The need to act in response to the events of August 2004 was recognised by Scottish Ministers.

Transport Scotland decided that a system should be put in place to allow the hazards of debris flow to be assessed. It was agreed that any system should also be capable of ranking the hazards in terms of their potential effect on trunk roads and road users. This would then allow budgets and resources to be appropriately directed to manage and mitigate debris flows in the future and reduce the consequences for the road network and road users.

The two-part landslides study was commissioned and this involved a wide range of experts as a Working Group. The initial study considered how a detailed review of the terrain adjacent to the trunk road network could be undertaken, outlined possible mitigation measures and management strategies and identified the immediate at-risk areas.

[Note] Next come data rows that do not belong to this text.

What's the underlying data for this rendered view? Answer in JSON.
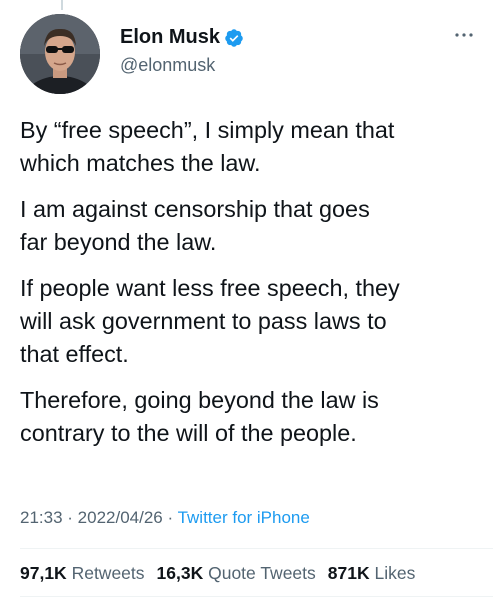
{
  "author": {
    "display_name": "Elon Musk",
    "handle": "@elonmusk",
    "verified": true,
    "verified_color": "#1d9bf0"
  },
  "tweet": {
    "paragraphs": [
      "By “free speech”, I simply mean that\nwhich matches the law.",
      "I am against censorship that goes\nfar beyond the law.",
      "If people want less free speech, they\nwill ask government to pass laws to\nthat effect.",
      "Therefore, going beyond the law is\ncontrary to the will of the people."
    ]
  },
  "meta": {
    "time": "21:33",
    "separator": " · ",
    "date": "2022/04/26",
    "source": "Twitter for iPhone"
  },
  "stats": {
    "retweets_count": "97,1K",
    "retweets_label": "Retweets",
    "quotes_count": "16,3K",
    "quotes_label": "Quote Tweets",
    "likes_count": "871K",
    "likes_label": "Likes"
  },
  "icons": {
    "more": "more-icon",
    "verified": "verified-badge-icon"
  },
  "colors": {
    "text": "#0f1419",
    "secondary": "#536471",
    "link": "#1d9bf0"
  }
}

This work was published in a full report1 and in summary2 in 2005. The findings and recommendations of that report were used to develop the plan for part two of the study5 which is reported in summary form herein.

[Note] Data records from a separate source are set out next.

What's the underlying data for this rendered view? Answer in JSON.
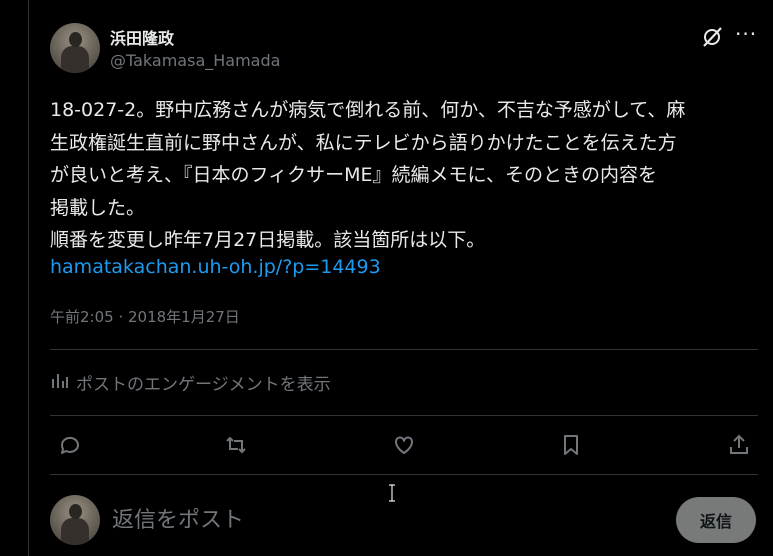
{
  "post": {
    "display_name": "浜田隆政",
    "handle": "@Takamasa_Hamada",
    "text": "18-027-2。野中広務さんが病気で倒れる前、何か、不吉な予感がして、麻\n生政権誕生直前に野中さんが、私にテレビから語りかけたことを伝えた方\nが良いと考え、『日本のフィクサーME』続編メモに、そのときの内容を\n掲載した。\n順番を変更し昨年7月27日掲載。該当箇所は以下。",
    "link": "hamatakachan.uh-oh.jp/?p=14493",
    "timestamp": "午前2:05 · 2018年1月27日"
  },
  "engagement": {
    "label": "ポストのエンゲージメントを表示"
  },
  "reply": {
    "placeholder": "返信をポスト",
    "button_label": "返信"
  },
  "colors": {
    "background": "#000000",
    "text": "#e7e9ea",
    "muted": "#71767b",
    "link": "#1d9bf0",
    "border": "#2f3336",
    "button_bg": "#787a7a"
  },
  "icons": [
    "grok-icon",
    "more-icon",
    "chart-icon",
    "reply-icon",
    "repost-icon",
    "like-icon",
    "bookmark-icon",
    "share-icon"
  ]
}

Immediate Response

Areas of perceived hazard were identified by the team involved in the initial work of the study. This was primarily to identify sites which could be used to validate the emerging model for assessing debris flow hazard.

The sites identified, in no particular order, included:

  • A83 Ardgarten to Loch Shira (29km).
  • A84 South of Strathyre (8km).
  • A85 Glen Ogle (6km).
  • A87 Glen Shiel (18km, plus a possible further 17km).
  • A82 Fort Augustus to Lochend (29km, plus a possible further 9km).
  • A835 Ullapool to Braemore Junction (16km).
  • A9 Dunkeld to Drumochter (22km).
  • A95 Craigellachie (1km).
  • A86 Spean Bridge (5.5km).
  • A87 (Skye) Gleann Torra-mhichaig to South of Raasay ferry (1.5km).

Short-term actions recommended on a general basis included a significant programme of clearing vegetation and rocks from ditches, gullies, catchpits and culverts in the areas concerned and some new ditches being added at the crest of slopes.

It is worth noting that since August 2004 UK national drainage standards have been updated to cater for higher levels of water flow and these are now used in the design of all new roads and upgrades to existing roads.

With regard to the specific areas of high hazard identified in the 2005 report a wide range of works have been progressed in addition to routine maintenance. These works include drainage improvements, culvert realignment and renewal, ditching and vegetation clearance, the ongoing installation of rain gauges, and road realignment within the context of the broader trunk road improvment programme.

Developing Future Management Options

The initial stage of the work may be divided into four elements and can be summarised as follows:

  • Development of a debris flow hazard and exposure assessment system to provide a hazard ranking of ‘at-risk’ areas of the road network.
  • Undertaking a computer-based GIS assessment as a first stage in the hazard assessment process.
  • Undertaking site-specific hazard and exposure assessments of areas identified by the GIS as being of higher hazard.
  • Identification and development of appropriate management processes for each category of hazard ranking.

The flowchart below presents an outline of the work undertaken. The initial stage of the process was to develop the methodology for the assessment of hazard and exposure to provide a hazard ranking, together with the selection of an appropriate management approach. The second stage was to test the methodology and apply it more widely to the trunk road network.

Outline flowchart of the current study
Outline flowchart of the current study.

Information Sharing and Dissemination

More than 40 separate activities have been undertaken to communicate the work to the public, Government and industry. These have included presentations to international conferences, articles in technical journals and the production of reports and a draft leaflet.